Feathers: Evolution of a Natural Miracle
by Thor Hanson
Basic Books, New York 2011
In his book Feathers: Evolution of a Natural Miracle, author Thor Hanson takes us on a journey down the rabbit hole. Though it is not a journey along a fertile ambling limestone stream or up a mountainside along the banks of a rushing mountain brook, it is nevertheless a journey that many a fly fisher (or especially fly tyer) will enjoy. I mean, who thinks about feathers more than fly tyers? This particular rabbit hole is one that was entered when the author started thinking about feathers. Where did they come from? Why did they evolve? How do they work? How do they grow? Why are people fascinated by them? These are all questions that are pondered in this book.
I call it a journey – because that’s the feeling that I got when reading it. Mr. Hanson presents the book as an unfolding exploration and with a warm and personal writing style, he takes us along for the discovery. Along the way we meet many characters – and I think this helps keep the book from being a dry exposition about feathers.
The natural starting point for a story about feathers is that famous pigeon-sized “first bird”, Archeopteryx. And so we are taken back to the discovery of and controversy surrounding that famous feathered fossil. Then we are taken deeper back in (geological)time to the more recent discovery of the feathered dinosaurs of China. All the while the story is being told by introducing us to the people behind the discoveries. Frankly, I still find the idea of feathered dinosaurs just wonderful – it makes me smile just imagining it.
The book is divided in to five main sections, Evolution, Fluff, Flight, Fancy and Function. In these sections we learn about possible mechanisms driving feather evolution, modern birds and their feathers, flight, fashion, quill pens and much more. I found it simply fascinating – and I will never look at that little brown sparrow outside of my window the same way again. And yes there is a chapter on fly tying – but it will not offer much that is new to the experienced fly tyer.
This is not a book for everyone. If you do not find natural science interesting and if you do not enjoy pondering the miracles of nature at length, then this is not for you. Also – though it does get into some technical details here and there it is not a hard-core “science” book – it stays well within the bounds of consumer level popular science writing. If you enjoy books by authors like John McPhee and David Quammen, then this is likely a book that you’ll also enjoy.

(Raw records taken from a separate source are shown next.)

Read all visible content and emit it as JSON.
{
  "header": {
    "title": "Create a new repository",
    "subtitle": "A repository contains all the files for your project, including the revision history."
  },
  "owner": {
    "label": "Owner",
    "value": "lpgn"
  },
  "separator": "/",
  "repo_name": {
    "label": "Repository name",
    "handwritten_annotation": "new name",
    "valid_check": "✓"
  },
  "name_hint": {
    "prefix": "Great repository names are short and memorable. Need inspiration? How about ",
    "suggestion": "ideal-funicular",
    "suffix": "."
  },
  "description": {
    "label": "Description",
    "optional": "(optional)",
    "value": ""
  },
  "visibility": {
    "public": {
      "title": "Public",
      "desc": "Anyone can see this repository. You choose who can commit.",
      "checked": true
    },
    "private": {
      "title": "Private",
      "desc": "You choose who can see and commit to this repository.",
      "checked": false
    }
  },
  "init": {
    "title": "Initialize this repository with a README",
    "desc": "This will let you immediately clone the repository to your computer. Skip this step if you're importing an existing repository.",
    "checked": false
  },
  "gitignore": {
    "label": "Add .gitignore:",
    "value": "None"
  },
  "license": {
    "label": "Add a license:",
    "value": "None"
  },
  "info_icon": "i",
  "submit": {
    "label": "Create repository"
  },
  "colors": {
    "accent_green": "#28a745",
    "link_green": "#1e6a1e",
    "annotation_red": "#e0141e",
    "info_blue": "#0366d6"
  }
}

You can learn more about the author on his webpage: thorhanson.net
Disclosure: I did not receive any compensation for this review, though I was supplied with this book by the publisher.